▸ Problem to work on
In the data that follows, how many lines contain the word "icon"? Give only that number.

▸ Material provided

____________

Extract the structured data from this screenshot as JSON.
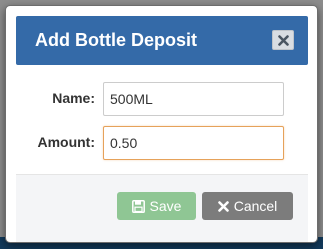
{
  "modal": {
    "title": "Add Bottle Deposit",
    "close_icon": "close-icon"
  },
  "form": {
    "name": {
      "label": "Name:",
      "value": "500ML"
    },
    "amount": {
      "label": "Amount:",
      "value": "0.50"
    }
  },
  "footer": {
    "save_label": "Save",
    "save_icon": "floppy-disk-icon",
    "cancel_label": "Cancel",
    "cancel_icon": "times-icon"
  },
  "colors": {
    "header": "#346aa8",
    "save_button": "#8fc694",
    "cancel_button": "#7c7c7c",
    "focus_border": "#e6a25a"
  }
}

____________

▸ Expected answer
3